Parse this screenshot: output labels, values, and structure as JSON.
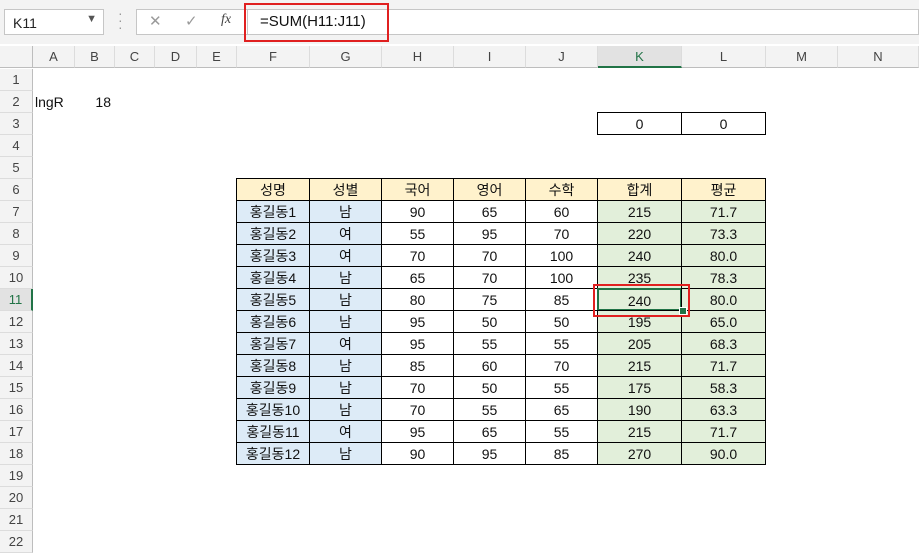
{
  "name_box": {
    "value": "K11"
  },
  "formula_bar": {
    "cancel_icon": "✕",
    "enter_icon": "✓",
    "fx_label": "fx",
    "formula": "=SUM(H11:J11)"
  },
  "columns": [
    "A",
    "B",
    "C",
    "D",
    "E",
    "F",
    "G",
    "H",
    "I",
    "J",
    "K",
    "L",
    "M",
    "N"
  ],
  "rows": [
    "1",
    "2",
    "3",
    "4",
    "5",
    "6",
    "7",
    "8",
    "9",
    "10",
    "11",
    "12",
    "13",
    "14",
    "15",
    "16",
    "17",
    "18",
    "19",
    "20",
    "21",
    "22"
  ],
  "cells": {
    "A2": "lngR",
    "B2": "18",
    "K3": "0",
    "L3": "0"
  },
  "table": {
    "headers": [
      "성명",
      "성별",
      "국어",
      "영어",
      "수학",
      "합계",
      "평균"
    ],
    "rows": [
      [
        "홍길동1",
        "남",
        "90",
        "65",
        "60",
        "215",
        "71.7"
      ],
      [
        "홍길동2",
        "여",
        "55",
        "95",
        "70",
        "220",
        "73.3"
      ],
      [
        "홍길동3",
        "여",
        "70",
        "70",
        "100",
        "240",
        "80.0"
      ],
      [
        "홍길동4",
        "남",
        "65",
        "70",
        "100",
        "235",
        "78.3"
      ],
      [
        "홍길동5",
        "남",
        "80",
        "75",
        "85",
        "240",
        "80.0"
      ],
      [
        "홍길동6",
        "남",
        "95",
        "50",
        "50",
        "195",
        "65.0"
      ],
      [
        "홍길동7",
        "여",
        "95",
        "55",
        "55",
        "205",
        "68.3"
      ],
      [
        "홍길동8",
        "남",
        "85",
        "60",
        "70",
        "215",
        "71.7"
      ],
      [
        "홍길동9",
        "남",
        "70",
        "50",
        "55",
        "175",
        "58.3"
      ],
      [
        "홍길동10",
        "남",
        "70",
        "55",
        "65",
        "190",
        "63.3"
      ],
      [
        "홍길동11",
        "여",
        "95",
        "65",
        "55",
        "215",
        "71.7"
      ],
      [
        "홍길동12",
        "남",
        "90",
        "95",
        "85",
        "270",
        "90.0"
      ]
    ]
  },
  "selection": {
    "column": "K",
    "row": "11"
  },
  "colors": {
    "header_fill": "#fff2cc",
    "gender_fill": "#ddebf7",
    "sum_fill": "#e2efda",
    "highlight": "#e02020",
    "accent": "#217346"
  }
}
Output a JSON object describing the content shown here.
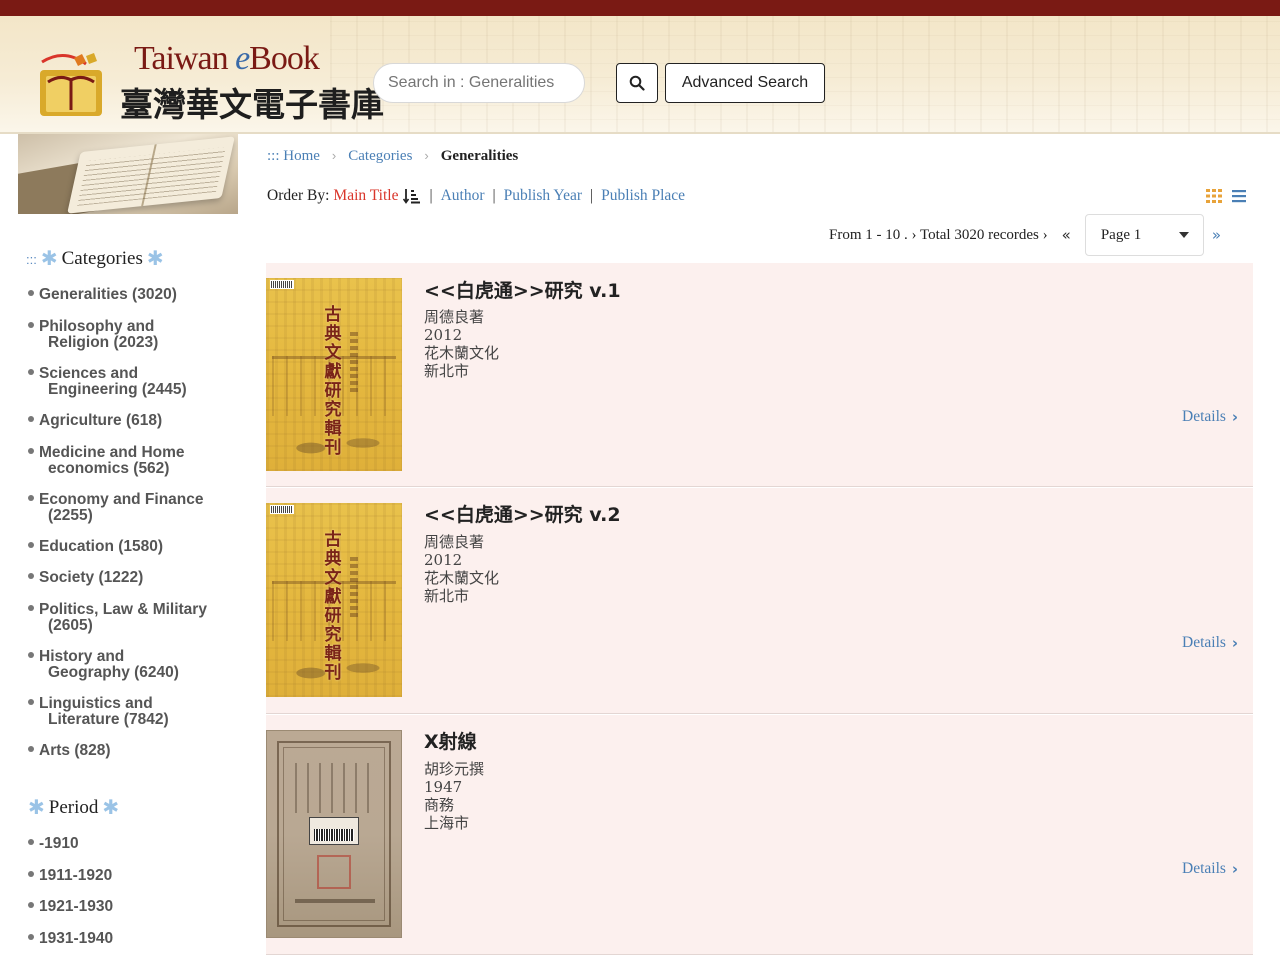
{
  "header": {
    "logo_title_pre": "Taiwan ",
    "logo_title_e": "e",
    "logo_title_post": "Book",
    "logo_subtitle": "臺灣華文電子書庫",
    "search_placeholder": "Search in : Generalities",
    "search_icon": "magnifier-icon",
    "advanced_label": "Advanced Search"
  },
  "sidebar": {
    "categories_prefix": ":::",
    "categories_title": "Categories",
    "categories": [
      {
        "line1": "Generalities (3020)",
        "line2": ""
      },
      {
        "line1": "Philosophy and",
        "line2": "Religion (2023)"
      },
      {
        "line1": "Sciences and",
        "line2": "Engineering (2445)"
      },
      {
        "line1": "Agriculture (618)",
        "line2": ""
      },
      {
        "line1": "Medicine and Home",
        "line2": "economics (562)"
      },
      {
        "line1": "Economy and Finance",
        "line2": "(2255)"
      },
      {
        "line1": "Education (1580)",
        "line2": ""
      },
      {
        "line1": "Society (1222)",
        "line2": ""
      },
      {
        "line1": "Politics, Law & Military",
        "line2": "(2605)"
      },
      {
        "line1": "History and",
        "line2": "Geography (6240)"
      },
      {
        "line1": "Linguistics and",
        "line2": "Literature (7842)"
      },
      {
        "line1": "Arts (828)",
        "line2": ""
      }
    ],
    "period_title": "Period",
    "periods": [
      "-1910",
      "1911-1920",
      "1921-1930",
      "1931-1940"
    ]
  },
  "breadcrumb": {
    "home": "::: Home",
    "categories": "Categories",
    "current": "Generalities"
  },
  "order": {
    "label": "Order By:",
    "active": "Main Title",
    "options": [
      "Author",
      "Publish Year",
      "Publish Place"
    ]
  },
  "pager": {
    "range": "From 1 - 10 . ›  Total 3020 recordes ›",
    "first_symbol": "«",
    "page_label": "Page 1",
    "next_symbol": "»"
  },
  "books": [
    {
      "title": "<<白虎通>>研究 v.1",
      "author": "周德良著",
      "year": "2012",
      "publisher": "花木蘭文化",
      "place": "新北市",
      "cover_text": "古典文獻研究輯刊",
      "details": "Details"
    },
    {
      "title": "<<白虎通>>研究 v.2",
      "author": "周德良著",
      "year": "2012",
      "publisher": "花木蘭文化",
      "place": "新北市",
      "cover_text": "古典文獻研究輯刊",
      "details": "Details"
    },
    {
      "title": "X射線",
      "author": "胡珍元撰",
      "year": "1947",
      "publisher": "商務",
      "place": "上海市",
      "details": "Details"
    }
  ],
  "colors": {
    "topbar": "#7a1a14",
    "link": "#4a7fb5",
    "active_sort": "#d9352a",
    "card_bg": "#fcf0ee",
    "grid_icon": "#e8a33a"
  }
}
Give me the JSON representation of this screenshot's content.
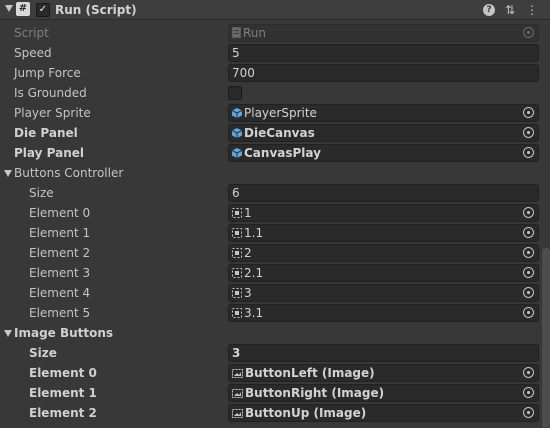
{
  "component": {
    "title": "Run (Script)",
    "hash_icon": "#",
    "enabled_check": "✓"
  },
  "props": {
    "script": {
      "label": "Script",
      "value": "Run"
    },
    "speed": {
      "label": "Speed",
      "value": "5"
    },
    "jump_force": {
      "label": "Jump Force",
      "value": "700"
    },
    "is_grounded": {
      "label": "Is Grounded",
      "checked": false
    },
    "player_sprite": {
      "label": "Player Sprite",
      "value": "PlayerSprite"
    },
    "die_panel": {
      "label": "Die Panel",
      "value": "DieCanvas"
    },
    "play_panel": {
      "label": "Play Panel",
      "value": "CanvasPlay"
    }
  },
  "buttons_controller": {
    "label": "Buttons Controller",
    "size_label": "Size",
    "size": "6",
    "elements": [
      {
        "label": "Element 0",
        "value": "1"
      },
      {
        "label": "Element 1",
        "value": "1.1"
      },
      {
        "label": "Element 2",
        "value": "2"
      },
      {
        "label": "Element 3",
        "value": "2.1"
      },
      {
        "label": "Element 4",
        "value": "3"
      },
      {
        "label": "Element 5",
        "value": "3.1"
      }
    ]
  },
  "image_buttons": {
    "label": "Image Buttons",
    "size_label": "Size",
    "size": "3",
    "elements": [
      {
        "label": "Element 0",
        "value": "ButtonLeft (Image)"
      },
      {
        "label": "Element 1",
        "value": "ButtonRight (Image)"
      },
      {
        "label": "Element 2",
        "value": "ButtonUp (Image)"
      }
    ]
  },
  "icons": {
    "help": "?",
    "settings": "⇅",
    "more": "⋮"
  },
  "colors": {
    "panel": "#383838",
    "field": "#2a2a2a",
    "text": "#c4c4c4",
    "prefab_blue": "#5aa7e0"
  }
}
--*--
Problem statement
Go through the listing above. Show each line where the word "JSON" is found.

Answer box
Parse this screenshot: output labels, values, and structure as JSON.
Output a JSON object describing the content shown here.
Give me the JSON representation of this screenshot's content.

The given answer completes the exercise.